▸ Records excerpted from a collection
^^^^^^^^
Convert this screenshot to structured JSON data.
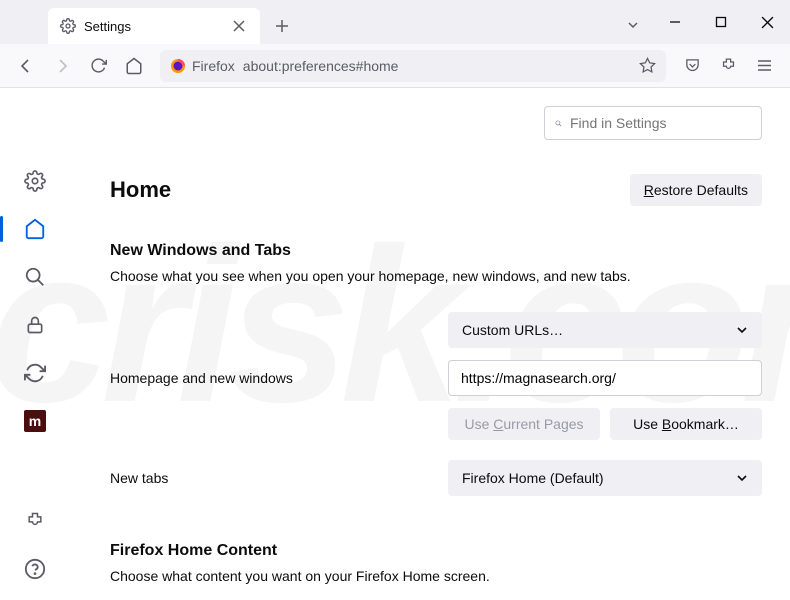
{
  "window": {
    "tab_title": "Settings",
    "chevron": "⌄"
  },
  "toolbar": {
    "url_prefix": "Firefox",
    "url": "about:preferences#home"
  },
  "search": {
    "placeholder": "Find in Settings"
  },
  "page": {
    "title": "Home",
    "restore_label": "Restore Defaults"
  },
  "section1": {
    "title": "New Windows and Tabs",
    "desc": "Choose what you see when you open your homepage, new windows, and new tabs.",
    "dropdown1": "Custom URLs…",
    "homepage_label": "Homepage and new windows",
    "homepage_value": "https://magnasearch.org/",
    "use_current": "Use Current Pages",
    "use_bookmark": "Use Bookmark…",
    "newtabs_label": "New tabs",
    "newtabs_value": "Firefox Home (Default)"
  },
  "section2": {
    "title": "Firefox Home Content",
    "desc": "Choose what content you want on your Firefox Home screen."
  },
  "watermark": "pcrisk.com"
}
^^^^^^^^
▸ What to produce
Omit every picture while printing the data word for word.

▸ Result of the task
Convert this screenshot to structured JSON data.
{
  "window": {
    "tab_title": "Settings",
    "chevron": "⌄"
  },
  "toolbar": {
    "url_prefix": "Firefox",
    "url": "about:preferences#home"
  },
  "search": {
    "placeholder": "Find in Settings"
  },
  "page": {
    "title": "Home",
    "restore_label": "Restore Defaults"
  },
  "section1": {
    "title": "New Windows and Tabs",
    "desc": "Choose what you see when you open your homepage, new windows, and new tabs.",
    "dropdown1": "Custom URLs…",
    "homepage_label": "Homepage and new windows",
    "homepage_value": "https://magnasearch.org/",
    "use_current": "Use Current Pages",
    "use_bookmark": "Use Bookmark…",
    "newtabs_label": "New tabs",
    "newtabs_value": "Firefox Home (Default)"
  },
  "section2": {
    "title": "Firefox Home Content",
    "desc": "Choose what content you want on your Firefox Home screen."
  },
  "watermark": "pcrisk.com"
}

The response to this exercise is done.